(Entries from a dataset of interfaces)
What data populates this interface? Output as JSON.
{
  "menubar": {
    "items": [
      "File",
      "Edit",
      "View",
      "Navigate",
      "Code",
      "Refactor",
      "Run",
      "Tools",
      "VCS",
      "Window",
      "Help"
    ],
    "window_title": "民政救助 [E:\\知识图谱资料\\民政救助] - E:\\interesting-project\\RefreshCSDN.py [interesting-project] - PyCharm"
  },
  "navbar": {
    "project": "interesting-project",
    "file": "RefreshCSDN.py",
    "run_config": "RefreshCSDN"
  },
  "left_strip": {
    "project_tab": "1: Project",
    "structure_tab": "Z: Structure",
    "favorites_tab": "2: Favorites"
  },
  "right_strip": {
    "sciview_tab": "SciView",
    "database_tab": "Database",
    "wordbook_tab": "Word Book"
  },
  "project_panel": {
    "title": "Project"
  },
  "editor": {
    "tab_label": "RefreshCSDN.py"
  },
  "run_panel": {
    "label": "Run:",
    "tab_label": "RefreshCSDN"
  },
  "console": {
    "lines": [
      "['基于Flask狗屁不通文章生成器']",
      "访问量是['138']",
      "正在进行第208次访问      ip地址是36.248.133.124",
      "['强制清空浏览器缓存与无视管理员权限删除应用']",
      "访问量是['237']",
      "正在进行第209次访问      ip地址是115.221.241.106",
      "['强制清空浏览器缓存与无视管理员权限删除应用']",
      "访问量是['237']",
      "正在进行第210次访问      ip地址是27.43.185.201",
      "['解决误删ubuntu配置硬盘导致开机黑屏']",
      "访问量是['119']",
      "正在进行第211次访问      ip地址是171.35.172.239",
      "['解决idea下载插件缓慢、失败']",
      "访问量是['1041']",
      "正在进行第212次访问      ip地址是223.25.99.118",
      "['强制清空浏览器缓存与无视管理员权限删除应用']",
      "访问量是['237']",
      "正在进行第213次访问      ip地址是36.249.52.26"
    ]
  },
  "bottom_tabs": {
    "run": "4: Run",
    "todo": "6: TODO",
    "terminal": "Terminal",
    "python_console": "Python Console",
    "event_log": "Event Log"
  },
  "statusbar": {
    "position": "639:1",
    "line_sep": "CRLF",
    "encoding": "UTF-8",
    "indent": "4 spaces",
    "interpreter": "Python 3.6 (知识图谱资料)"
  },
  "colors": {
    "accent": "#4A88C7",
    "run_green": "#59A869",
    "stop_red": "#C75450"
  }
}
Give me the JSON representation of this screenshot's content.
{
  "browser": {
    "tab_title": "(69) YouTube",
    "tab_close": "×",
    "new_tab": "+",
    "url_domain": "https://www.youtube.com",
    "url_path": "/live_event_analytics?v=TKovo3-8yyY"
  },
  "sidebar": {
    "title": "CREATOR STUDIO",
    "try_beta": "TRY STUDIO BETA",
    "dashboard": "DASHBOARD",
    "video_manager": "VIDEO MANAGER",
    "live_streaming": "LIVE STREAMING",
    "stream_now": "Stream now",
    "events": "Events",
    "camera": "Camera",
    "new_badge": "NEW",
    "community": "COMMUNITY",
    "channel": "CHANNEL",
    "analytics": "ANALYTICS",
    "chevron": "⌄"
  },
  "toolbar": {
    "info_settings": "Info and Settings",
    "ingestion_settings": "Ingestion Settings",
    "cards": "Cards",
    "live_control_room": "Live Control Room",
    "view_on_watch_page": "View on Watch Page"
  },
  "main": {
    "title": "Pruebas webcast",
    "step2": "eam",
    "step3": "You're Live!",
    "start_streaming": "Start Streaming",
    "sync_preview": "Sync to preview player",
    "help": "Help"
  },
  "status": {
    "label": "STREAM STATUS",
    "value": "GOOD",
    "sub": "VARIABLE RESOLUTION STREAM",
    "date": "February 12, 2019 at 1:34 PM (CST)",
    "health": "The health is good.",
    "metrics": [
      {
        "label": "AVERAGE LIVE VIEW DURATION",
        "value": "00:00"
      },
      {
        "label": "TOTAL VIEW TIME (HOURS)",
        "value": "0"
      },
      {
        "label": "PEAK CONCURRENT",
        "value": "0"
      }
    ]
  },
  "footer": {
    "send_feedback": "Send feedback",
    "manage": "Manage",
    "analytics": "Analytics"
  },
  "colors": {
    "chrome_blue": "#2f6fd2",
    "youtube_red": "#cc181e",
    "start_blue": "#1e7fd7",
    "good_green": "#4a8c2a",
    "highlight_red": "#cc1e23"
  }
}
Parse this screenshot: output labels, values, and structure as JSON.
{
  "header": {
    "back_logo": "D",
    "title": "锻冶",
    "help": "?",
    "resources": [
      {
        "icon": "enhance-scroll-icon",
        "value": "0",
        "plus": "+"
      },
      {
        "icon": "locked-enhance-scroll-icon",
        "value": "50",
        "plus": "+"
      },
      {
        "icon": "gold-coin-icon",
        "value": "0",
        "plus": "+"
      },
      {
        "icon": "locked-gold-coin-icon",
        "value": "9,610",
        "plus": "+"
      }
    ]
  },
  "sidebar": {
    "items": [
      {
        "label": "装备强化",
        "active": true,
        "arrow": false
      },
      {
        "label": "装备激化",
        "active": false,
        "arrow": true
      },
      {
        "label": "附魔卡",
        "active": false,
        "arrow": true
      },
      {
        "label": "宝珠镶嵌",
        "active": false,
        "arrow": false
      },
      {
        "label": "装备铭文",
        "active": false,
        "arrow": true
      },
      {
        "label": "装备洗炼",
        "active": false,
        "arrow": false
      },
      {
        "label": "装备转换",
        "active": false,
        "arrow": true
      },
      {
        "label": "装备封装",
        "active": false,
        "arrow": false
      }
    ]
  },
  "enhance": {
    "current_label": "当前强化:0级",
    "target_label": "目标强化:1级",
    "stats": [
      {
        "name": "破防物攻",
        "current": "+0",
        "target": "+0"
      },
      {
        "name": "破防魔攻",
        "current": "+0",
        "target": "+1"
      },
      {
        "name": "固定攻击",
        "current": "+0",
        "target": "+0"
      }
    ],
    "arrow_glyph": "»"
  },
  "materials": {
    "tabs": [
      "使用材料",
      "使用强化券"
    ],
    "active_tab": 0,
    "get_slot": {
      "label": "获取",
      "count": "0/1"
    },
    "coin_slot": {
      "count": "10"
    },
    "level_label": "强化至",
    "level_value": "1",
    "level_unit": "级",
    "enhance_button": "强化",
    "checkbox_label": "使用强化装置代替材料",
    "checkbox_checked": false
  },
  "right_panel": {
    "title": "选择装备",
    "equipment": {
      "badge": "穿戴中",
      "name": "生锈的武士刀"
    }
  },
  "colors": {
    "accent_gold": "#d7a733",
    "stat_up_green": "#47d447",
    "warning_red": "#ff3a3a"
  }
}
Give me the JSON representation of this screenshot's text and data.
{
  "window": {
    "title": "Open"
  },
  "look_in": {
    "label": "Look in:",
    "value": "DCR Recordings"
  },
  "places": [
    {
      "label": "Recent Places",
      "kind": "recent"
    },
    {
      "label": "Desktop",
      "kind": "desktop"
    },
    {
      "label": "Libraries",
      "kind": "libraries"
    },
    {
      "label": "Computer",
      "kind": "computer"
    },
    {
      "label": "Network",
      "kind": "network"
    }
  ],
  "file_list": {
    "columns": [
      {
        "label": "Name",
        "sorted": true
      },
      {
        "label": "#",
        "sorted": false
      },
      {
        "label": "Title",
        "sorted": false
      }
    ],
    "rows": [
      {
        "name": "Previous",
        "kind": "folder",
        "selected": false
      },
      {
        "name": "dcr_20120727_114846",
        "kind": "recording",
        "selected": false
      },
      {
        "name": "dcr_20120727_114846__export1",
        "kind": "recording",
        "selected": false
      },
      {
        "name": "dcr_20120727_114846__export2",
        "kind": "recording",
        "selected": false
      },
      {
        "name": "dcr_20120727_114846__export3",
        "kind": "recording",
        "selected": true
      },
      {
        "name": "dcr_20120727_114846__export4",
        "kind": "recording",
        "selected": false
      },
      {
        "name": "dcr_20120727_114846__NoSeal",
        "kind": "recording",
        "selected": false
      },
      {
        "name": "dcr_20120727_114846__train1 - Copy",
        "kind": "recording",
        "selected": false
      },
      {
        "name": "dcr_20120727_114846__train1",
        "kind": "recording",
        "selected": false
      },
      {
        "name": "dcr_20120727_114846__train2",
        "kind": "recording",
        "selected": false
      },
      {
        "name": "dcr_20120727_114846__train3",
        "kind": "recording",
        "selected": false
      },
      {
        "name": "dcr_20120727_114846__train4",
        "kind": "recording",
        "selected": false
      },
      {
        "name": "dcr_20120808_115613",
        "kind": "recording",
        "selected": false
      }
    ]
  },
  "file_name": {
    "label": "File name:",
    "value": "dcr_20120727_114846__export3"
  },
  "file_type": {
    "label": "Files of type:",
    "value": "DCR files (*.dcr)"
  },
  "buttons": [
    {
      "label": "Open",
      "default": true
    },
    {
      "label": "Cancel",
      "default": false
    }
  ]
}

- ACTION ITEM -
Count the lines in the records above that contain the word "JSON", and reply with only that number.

- SOLUTION -
4